> Stored data:
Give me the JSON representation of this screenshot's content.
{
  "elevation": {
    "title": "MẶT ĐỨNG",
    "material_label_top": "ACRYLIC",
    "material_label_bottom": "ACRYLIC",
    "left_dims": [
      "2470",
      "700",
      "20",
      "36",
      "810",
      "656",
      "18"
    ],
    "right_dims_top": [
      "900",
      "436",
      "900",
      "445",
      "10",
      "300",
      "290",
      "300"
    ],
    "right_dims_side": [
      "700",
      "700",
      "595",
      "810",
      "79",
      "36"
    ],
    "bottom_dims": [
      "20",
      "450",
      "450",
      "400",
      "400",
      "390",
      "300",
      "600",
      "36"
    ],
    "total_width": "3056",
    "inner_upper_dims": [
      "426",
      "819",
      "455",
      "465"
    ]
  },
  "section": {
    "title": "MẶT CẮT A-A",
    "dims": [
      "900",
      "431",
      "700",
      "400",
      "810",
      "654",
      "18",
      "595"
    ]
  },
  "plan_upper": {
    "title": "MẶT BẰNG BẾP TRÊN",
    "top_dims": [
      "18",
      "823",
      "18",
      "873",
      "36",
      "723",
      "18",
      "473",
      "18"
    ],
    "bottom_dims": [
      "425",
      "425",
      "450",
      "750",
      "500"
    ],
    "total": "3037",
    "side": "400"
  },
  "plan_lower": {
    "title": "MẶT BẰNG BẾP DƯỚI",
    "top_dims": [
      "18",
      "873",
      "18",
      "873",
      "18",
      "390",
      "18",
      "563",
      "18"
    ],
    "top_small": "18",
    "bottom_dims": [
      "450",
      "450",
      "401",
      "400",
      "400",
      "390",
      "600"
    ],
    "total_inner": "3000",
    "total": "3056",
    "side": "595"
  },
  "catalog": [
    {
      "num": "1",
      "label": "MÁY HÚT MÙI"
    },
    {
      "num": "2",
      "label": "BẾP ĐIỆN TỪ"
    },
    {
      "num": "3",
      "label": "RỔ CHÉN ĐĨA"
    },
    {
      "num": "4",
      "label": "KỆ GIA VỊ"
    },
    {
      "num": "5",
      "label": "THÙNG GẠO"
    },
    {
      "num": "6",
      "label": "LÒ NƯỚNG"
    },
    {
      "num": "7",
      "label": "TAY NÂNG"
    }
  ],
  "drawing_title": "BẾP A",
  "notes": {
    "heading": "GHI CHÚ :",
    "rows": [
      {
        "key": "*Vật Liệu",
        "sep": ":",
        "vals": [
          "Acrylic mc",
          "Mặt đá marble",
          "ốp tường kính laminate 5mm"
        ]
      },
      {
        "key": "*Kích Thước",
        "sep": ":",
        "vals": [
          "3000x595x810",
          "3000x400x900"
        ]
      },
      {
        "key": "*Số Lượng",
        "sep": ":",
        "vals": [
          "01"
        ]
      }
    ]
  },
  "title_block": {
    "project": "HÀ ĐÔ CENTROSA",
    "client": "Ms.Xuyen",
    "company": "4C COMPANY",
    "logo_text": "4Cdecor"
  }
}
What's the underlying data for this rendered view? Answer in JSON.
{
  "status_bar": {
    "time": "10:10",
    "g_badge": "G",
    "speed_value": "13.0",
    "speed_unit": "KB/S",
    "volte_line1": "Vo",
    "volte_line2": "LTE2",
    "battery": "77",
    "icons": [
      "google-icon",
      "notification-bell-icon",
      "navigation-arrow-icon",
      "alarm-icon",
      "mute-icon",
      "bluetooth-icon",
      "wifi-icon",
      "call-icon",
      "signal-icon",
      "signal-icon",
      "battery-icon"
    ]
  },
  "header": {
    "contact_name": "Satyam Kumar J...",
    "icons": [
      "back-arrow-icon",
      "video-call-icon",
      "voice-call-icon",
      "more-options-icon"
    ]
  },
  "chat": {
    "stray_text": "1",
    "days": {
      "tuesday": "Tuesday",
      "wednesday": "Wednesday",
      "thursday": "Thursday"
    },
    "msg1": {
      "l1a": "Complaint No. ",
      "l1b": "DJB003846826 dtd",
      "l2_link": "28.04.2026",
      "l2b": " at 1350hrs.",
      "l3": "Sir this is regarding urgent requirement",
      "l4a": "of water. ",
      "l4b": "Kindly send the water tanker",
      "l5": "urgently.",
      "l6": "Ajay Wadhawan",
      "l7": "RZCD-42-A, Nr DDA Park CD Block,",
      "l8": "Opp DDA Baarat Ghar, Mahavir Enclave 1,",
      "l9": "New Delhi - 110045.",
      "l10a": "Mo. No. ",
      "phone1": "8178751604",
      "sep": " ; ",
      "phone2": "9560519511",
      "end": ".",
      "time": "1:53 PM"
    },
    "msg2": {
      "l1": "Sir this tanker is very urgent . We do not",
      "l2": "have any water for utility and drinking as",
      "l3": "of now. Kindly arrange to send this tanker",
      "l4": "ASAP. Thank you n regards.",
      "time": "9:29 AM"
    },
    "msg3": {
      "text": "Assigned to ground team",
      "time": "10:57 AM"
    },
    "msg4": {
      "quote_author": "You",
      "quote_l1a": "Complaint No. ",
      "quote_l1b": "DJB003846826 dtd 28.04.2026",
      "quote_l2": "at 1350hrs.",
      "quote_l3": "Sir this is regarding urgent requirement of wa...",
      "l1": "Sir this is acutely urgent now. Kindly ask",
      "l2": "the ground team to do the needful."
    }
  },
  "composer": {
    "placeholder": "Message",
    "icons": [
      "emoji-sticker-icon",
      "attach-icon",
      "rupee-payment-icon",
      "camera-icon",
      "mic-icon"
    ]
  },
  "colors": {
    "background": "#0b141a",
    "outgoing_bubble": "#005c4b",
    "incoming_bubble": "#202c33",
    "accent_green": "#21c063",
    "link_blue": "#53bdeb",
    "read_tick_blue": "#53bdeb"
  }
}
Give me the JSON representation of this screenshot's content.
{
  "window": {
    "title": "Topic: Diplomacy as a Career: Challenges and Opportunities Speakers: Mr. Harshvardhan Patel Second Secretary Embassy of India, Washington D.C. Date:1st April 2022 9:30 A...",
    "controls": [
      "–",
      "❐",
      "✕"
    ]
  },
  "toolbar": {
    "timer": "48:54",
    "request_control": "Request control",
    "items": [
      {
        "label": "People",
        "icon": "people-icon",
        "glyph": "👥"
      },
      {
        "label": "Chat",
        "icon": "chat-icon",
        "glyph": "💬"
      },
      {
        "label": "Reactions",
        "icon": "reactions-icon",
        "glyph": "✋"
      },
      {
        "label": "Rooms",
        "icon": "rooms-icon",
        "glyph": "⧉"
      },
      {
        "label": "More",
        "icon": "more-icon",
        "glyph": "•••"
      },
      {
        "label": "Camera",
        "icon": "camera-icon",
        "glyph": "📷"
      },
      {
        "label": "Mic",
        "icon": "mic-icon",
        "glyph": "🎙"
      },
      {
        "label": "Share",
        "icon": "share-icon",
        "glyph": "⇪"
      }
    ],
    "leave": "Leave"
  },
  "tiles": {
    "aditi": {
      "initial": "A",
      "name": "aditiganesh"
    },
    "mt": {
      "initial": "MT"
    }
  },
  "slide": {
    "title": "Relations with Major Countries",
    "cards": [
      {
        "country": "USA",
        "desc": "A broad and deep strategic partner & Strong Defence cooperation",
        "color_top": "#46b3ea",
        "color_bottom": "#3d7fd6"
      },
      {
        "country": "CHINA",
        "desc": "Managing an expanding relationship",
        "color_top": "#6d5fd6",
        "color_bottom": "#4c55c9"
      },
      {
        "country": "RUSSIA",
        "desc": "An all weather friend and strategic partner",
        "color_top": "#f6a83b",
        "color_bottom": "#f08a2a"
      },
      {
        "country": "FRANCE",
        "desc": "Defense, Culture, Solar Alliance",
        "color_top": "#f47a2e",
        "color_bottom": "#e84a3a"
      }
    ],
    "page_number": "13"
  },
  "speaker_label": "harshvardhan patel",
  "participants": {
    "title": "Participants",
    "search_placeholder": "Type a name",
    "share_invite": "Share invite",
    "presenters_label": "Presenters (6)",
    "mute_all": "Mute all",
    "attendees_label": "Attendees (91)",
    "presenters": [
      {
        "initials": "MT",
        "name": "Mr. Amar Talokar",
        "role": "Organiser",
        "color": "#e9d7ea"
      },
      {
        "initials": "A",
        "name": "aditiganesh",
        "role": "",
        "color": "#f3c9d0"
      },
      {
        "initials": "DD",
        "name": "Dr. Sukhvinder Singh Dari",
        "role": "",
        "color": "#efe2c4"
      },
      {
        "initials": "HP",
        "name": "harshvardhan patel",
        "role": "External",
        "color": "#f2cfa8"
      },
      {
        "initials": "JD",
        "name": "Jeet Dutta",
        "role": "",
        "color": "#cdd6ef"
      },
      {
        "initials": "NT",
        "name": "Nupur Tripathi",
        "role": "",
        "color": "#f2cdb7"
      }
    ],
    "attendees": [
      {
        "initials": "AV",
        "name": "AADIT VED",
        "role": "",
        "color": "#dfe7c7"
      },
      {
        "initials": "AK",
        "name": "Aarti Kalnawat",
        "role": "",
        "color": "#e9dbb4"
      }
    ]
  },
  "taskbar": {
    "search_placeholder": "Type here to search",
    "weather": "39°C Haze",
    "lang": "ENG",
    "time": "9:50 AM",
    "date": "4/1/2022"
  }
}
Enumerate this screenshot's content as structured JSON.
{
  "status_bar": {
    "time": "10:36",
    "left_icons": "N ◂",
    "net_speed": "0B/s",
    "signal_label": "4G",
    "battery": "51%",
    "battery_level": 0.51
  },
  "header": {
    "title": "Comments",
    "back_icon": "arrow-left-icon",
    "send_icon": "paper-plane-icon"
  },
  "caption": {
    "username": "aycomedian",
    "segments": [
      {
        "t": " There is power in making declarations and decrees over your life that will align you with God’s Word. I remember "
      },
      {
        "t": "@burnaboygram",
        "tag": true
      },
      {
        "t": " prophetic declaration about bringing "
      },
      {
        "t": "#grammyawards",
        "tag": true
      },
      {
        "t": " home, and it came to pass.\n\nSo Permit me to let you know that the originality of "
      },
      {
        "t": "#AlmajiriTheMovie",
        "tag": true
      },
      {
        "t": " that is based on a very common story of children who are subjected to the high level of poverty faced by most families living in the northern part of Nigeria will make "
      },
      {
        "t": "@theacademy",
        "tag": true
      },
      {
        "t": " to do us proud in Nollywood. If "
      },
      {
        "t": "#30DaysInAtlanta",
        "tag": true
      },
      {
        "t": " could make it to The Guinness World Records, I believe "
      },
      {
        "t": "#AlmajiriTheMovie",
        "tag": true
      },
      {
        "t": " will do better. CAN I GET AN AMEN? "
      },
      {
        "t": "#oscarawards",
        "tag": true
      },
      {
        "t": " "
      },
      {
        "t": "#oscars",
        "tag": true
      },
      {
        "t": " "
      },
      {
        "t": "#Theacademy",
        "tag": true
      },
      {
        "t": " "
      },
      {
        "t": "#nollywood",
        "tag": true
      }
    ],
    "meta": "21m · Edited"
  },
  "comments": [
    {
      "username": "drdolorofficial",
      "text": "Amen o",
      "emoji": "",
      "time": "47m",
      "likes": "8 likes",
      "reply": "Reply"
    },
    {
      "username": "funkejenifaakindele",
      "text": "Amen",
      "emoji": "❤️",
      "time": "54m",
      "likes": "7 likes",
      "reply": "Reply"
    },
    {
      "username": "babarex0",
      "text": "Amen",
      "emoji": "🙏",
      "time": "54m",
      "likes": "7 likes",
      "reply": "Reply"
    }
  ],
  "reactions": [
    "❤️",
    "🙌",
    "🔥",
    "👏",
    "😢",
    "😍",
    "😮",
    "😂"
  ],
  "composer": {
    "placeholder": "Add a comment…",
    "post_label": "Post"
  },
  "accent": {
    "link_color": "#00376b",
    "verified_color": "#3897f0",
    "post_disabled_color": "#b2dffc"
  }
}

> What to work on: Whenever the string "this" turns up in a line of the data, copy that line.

> Result of the task:
Give me the JSON representation of this screenshot's content.
What's the underlying data for this rendered view? Answer in JSON.
      "l3": "Sir this is regarding urgent requirement",
      "l1": "Sir this tanker is very urgent . We do not",
      "l3": "of now. Kindly arrange to send this tanker",
      "quote_l3": "Sir this is regarding urgent requirement of wa...",
      "l1": "Sir this is acutely urgent now. Kindly ask",
Give me the JSON representation of this screenshot's content.
Enumerate this screenshot's content as structured JSON.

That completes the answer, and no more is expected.